  1. Go to the settings page for your iGoogle homepage found at www.google.com/ig/settings
  2. Scroll to the bottom of the page and look for the Troubleshooting and Export/Import sections as shown below:
    igoogle settings

You’ll need to decide whether you want to just manually backup your iGoogle page or if you actually want to Export all of your settings to your computer as an XML file which can be imported at a later date. Manually backing-up your iGoogle page just means that when you click “backup,” Google will be sure to, at that moment, create a backup of your page on their servers. That way if you were to have any issues with your page (maybe you made some changes that you didn’t like), you could go back and click “Restore Now” to get it back the way you had it. If you decide to export your settings, you’ll actually have a file on your computer which you can import later on should something happen to your page. This would include all of your tabs, gadgets, layouts, and themes that you used on your iGoogle page.

Now you’re probably wondering how this would be useful, right? The one thing that came to mind when I was thinking about a backup solution for a website was Gmail. There have been multiple instances where Gmail users lost everything in their accounts after Google had issues with the service (read here, here, and here). Knowing it has happened to Gmail users makes me wonder if an outage could cause users to lose all of their iGoogle data at some point. If it happened, then those who exported an XML file with all of their settings could easily get everything back.

These types of backup features help users be more confident that they won’t lose their data, and it would actually be nice to see a back-up solution for other web services like social networks and email. There are several reasons why we could see services decide not to offer such an option. One reason is that they might not want others to view them as unreliable (does Google view themselves as unreliable? Or are they just try to help their users rest assured that nothing will happen to their pages?). Another reason we thought of was with an email service like Gmail.  If Gmail offered a way to download all of your emails (a backup), a competitor (like Yahoo or Hotmail) could create an importer so that it would be easy to switch to a new service and have all of your messages.

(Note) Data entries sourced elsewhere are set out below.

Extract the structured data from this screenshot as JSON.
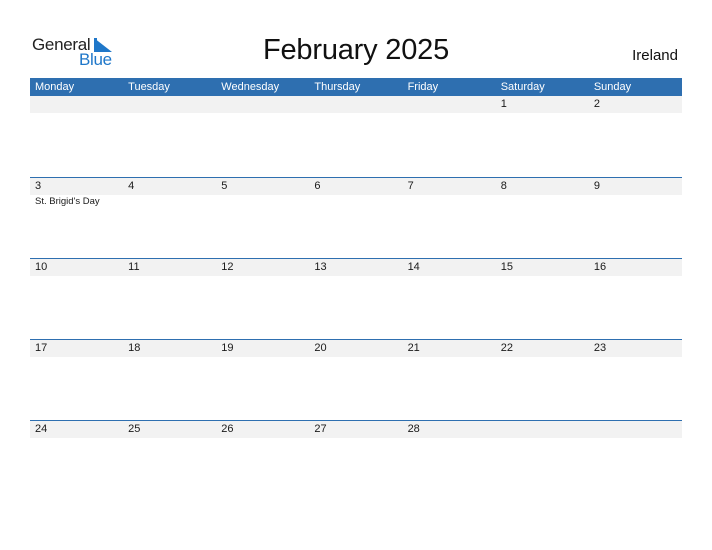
{
  "logo": {
    "line1": "General",
    "line2": "Blue"
  },
  "title": "February 2025",
  "country": "Ireland",
  "colors": {
    "accent": "#2e6fb0",
    "date_strip": "#f2f2f2",
    "logo_blue": "#1f77c9"
  },
  "weekdays": [
    "Monday",
    "Tuesday",
    "Wednesday",
    "Thursday",
    "Friday",
    "Saturday",
    "Sunday"
  ],
  "weeks": [
    {
      "dates": [
        "",
        "",
        "",
        "",
        "",
        "1",
        "2"
      ],
      "events": [
        "",
        "",
        "",
        "",
        "",
        "",
        ""
      ]
    },
    {
      "dates": [
        "3",
        "4",
        "5",
        "6",
        "7",
        "8",
        "9"
      ],
      "events": [
        "St. Brigid's Day",
        "",
        "",
        "",
        "",
        "",
        ""
      ]
    },
    {
      "dates": [
        "10",
        "11",
        "12",
        "13",
        "14",
        "15",
        "16"
      ],
      "events": [
        "",
        "",
        "",
        "",
        "",
        "",
        ""
      ]
    },
    {
      "dates": [
        "17",
        "18",
        "19",
        "20",
        "21",
        "22",
        "23"
      ],
      "events": [
        "",
        "",
        "",
        "",
        "",
        "",
        ""
      ]
    },
    {
      "dates": [
        "24",
        "25",
        "26",
        "27",
        "28",
        "",
        ""
      ],
      "events": [
        "",
        "",
        "",
        "",
        "",
        "",
        ""
      ]
    }
  ]
}
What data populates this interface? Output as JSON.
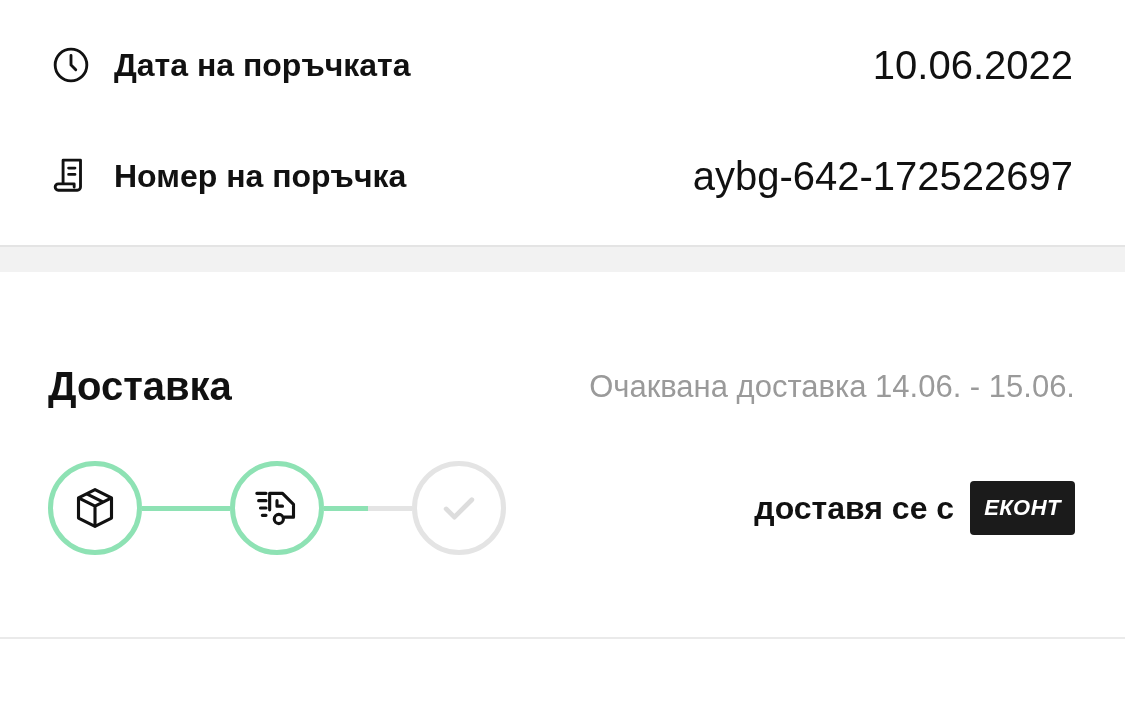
{
  "order_info": [
    {
      "kind": "date",
      "label": "Дата на поръчката",
      "value": "10.06.2022"
    },
    {
      "kind": "number",
      "label": "Номер на поръчка",
      "value": "aybg-642-172522697"
    }
  ],
  "delivery": {
    "title": "Доставка",
    "estimate": "Очаквана доставка 14.06. - 15.06.",
    "steps": [
      {
        "kind": "package",
        "done": true
      },
      {
        "kind": "truck",
        "done": true
      },
      {
        "kind": "check",
        "done": false
      }
    ],
    "carrier_label": "доставя се с",
    "carrier_logo": "ЕКОНТ"
  }
}
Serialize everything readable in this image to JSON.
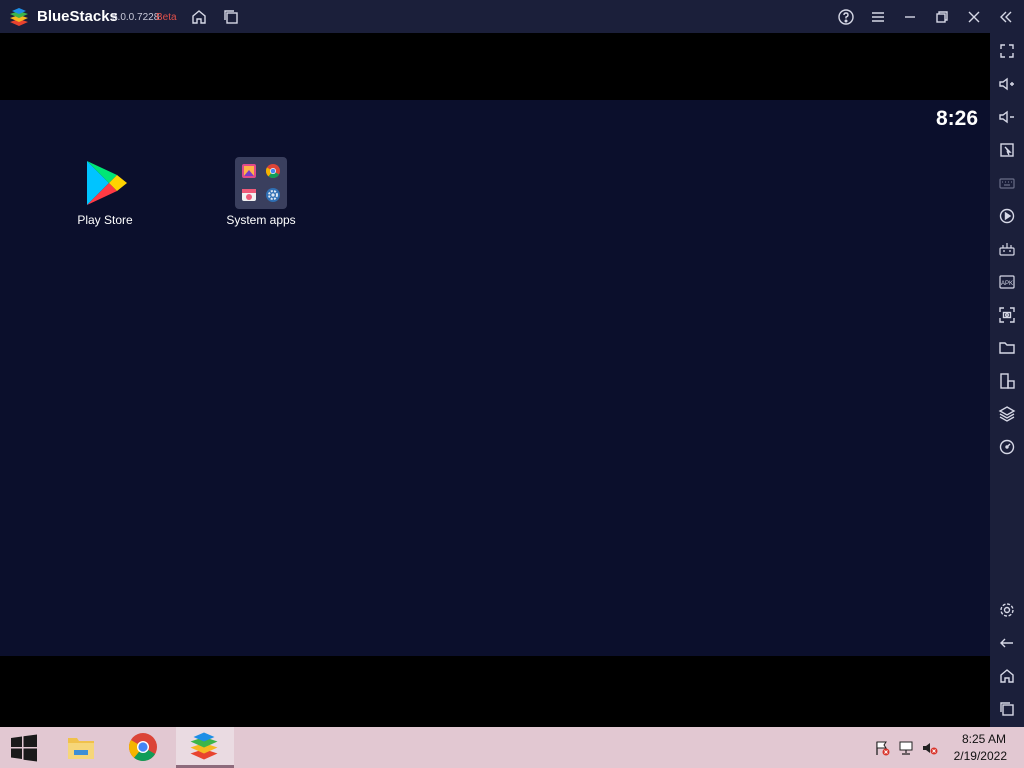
{
  "window": {
    "app_name": "BlueStacks",
    "version": "5.0.0.7228",
    "beta": "Beta"
  },
  "titlebar": {
    "icons": [
      "home-icon",
      "multi-instance-icon",
      "help-icon",
      "menu-icon",
      "minimize-icon",
      "restore-icon",
      "close-icon",
      "collapse-sidebar-icon"
    ]
  },
  "android": {
    "clock": "8:26",
    "apps": [
      {
        "label": "Play Store",
        "icon": "play-store-icon"
      },
      {
        "label": "System apps",
        "icon": "folder-icon"
      }
    ]
  },
  "sidebar": {
    "icons": [
      "fullscreen-icon",
      "volume-up-icon",
      "volume-down-icon",
      "pointer-icon",
      "keyboard-icon",
      "macro-icon",
      "game-controls-icon",
      "apk-install-icon",
      "screenshot-icon",
      "folder-icon",
      "rotate-icon",
      "multi-instance-icon",
      "eco-mode-icon",
      "settings-icon",
      "back-icon",
      "home-icon",
      "recent-apps-icon"
    ]
  },
  "taskbar": {
    "apps": [
      "windows-start-icon",
      "file-explorer-icon",
      "chrome-icon",
      "bluestacks-icon"
    ],
    "time": "8:25 AM",
    "date": "2/19/2022"
  },
  "colors": {
    "titlebar": "#1b1f3a",
    "screen": "#0b0f2c",
    "taskbar": "#e2c8d2",
    "beta": "#e0504a"
  }
}
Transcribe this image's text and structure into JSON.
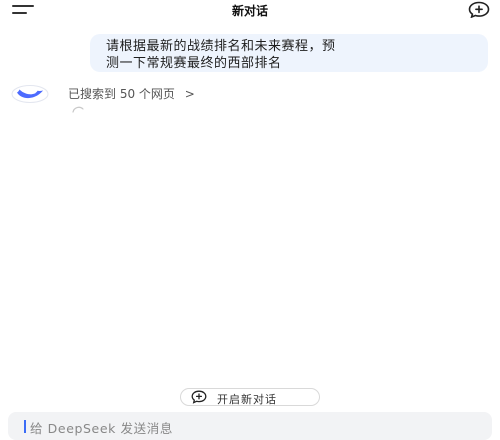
{
  "header": {
    "title": "新对话",
    "menu_icon": "hamburger-menu-icon",
    "new_chat_icon": "new-chat-icon"
  },
  "conversation": {
    "user_message_line1": "请根据最新的战绩排名和未来赛程，预",
    "user_message_line2": "测一下常规赛最终的西部排名",
    "assistant_avatar_icon": "deepseek-whale-icon",
    "search_status": "已搜索到 50 个网页",
    "search_chevron": ">"
  },
  "footer": {
    "new_chat_button_label": "开启新对话",
    "input_placeholder": "给 DeepSeek 发送消息"
  },
  "colors": {
    "accent": "#4d6bfe",
    "bubble": "#eef4fd",
    "input_bg": "#f2f3f5"
  }
}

If you could pick any web service to offer a backup solution, which service would you pick?

Source: Google Operating System